• **What to work on**
Whenever a line in the data holds the string "title", copy that line.

(Data records for software interfaces)
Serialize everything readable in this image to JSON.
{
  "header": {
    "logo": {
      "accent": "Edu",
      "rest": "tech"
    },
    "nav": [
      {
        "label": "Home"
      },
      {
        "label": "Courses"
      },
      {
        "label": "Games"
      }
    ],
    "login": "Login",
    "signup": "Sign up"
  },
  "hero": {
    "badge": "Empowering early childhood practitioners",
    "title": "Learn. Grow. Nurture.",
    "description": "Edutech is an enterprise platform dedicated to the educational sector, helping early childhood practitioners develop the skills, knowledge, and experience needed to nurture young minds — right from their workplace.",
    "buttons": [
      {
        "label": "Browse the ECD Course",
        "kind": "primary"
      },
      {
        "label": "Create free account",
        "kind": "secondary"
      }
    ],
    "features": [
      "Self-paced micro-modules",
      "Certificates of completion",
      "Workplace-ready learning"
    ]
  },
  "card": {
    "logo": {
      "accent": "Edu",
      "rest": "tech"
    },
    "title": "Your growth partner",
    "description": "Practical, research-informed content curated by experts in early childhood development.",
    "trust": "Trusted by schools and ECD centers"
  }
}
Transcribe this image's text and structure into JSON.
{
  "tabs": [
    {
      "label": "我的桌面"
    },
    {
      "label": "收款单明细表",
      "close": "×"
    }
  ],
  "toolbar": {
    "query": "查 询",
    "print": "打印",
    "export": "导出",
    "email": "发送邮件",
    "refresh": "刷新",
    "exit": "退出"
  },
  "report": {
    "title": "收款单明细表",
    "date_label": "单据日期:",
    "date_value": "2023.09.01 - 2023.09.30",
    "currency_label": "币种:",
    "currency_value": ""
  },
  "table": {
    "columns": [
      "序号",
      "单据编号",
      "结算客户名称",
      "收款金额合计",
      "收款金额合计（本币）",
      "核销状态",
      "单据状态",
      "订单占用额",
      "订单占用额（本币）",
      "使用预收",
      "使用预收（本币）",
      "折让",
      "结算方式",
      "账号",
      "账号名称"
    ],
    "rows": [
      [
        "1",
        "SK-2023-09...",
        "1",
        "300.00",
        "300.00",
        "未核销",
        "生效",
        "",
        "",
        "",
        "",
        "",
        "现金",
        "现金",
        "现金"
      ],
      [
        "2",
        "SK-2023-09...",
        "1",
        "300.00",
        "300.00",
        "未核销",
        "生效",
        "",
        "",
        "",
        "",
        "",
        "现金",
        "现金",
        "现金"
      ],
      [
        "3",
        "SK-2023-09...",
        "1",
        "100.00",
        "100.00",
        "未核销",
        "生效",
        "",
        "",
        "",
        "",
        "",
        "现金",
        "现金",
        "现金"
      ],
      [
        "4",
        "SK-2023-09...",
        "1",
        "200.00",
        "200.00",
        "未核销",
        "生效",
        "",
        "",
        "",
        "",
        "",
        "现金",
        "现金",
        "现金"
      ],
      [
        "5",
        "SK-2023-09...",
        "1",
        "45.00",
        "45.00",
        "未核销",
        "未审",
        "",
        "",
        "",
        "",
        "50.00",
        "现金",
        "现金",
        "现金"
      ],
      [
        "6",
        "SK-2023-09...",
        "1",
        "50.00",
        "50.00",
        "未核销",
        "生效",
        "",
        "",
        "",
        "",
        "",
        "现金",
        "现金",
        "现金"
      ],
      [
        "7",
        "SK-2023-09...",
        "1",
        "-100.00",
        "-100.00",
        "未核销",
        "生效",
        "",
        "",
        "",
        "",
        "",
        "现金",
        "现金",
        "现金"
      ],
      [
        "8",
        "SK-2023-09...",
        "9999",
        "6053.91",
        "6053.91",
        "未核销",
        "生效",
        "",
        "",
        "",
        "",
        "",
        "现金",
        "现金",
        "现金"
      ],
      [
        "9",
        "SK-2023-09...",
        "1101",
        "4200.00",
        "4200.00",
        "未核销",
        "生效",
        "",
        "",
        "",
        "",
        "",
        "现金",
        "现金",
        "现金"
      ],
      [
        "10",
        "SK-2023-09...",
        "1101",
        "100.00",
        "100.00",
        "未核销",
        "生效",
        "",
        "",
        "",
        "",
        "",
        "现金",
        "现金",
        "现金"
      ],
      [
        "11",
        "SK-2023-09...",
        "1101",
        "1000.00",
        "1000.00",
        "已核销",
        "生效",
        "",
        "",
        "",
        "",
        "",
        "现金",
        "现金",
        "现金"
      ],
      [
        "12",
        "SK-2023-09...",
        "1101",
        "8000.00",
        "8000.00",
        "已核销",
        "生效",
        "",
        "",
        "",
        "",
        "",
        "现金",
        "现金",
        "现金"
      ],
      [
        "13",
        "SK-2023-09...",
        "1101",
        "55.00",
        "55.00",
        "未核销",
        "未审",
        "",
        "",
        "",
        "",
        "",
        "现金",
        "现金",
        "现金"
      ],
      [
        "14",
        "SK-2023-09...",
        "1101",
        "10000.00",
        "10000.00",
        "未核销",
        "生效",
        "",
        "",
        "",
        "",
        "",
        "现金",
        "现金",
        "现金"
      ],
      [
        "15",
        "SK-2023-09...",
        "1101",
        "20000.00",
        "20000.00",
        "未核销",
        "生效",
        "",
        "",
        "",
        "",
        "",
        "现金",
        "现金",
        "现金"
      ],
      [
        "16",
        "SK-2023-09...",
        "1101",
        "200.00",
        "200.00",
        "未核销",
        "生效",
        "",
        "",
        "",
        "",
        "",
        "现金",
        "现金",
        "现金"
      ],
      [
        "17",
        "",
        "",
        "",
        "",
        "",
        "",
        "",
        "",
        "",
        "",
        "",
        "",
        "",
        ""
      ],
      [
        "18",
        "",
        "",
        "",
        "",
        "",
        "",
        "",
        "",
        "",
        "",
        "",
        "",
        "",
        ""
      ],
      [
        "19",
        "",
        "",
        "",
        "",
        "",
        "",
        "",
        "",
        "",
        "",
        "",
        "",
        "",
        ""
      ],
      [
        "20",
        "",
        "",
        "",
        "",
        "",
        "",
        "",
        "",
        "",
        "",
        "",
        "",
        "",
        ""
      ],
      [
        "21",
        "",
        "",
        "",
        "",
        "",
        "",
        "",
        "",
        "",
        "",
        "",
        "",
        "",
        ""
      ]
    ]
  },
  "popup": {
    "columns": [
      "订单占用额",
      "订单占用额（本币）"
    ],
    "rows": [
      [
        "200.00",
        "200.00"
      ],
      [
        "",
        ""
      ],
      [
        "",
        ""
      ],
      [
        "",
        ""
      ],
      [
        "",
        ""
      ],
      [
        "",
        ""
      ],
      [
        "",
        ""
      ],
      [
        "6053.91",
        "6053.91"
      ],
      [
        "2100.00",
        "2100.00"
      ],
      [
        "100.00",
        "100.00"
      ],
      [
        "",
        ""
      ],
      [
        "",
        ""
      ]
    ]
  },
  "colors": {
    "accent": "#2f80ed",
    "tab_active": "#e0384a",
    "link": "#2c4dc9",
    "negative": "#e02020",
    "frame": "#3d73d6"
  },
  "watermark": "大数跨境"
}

• **Worked solution**
    "title": "Learn. Grow. Nurture.",
    "title": "Your growth partner",
    "title": "收款单明细表",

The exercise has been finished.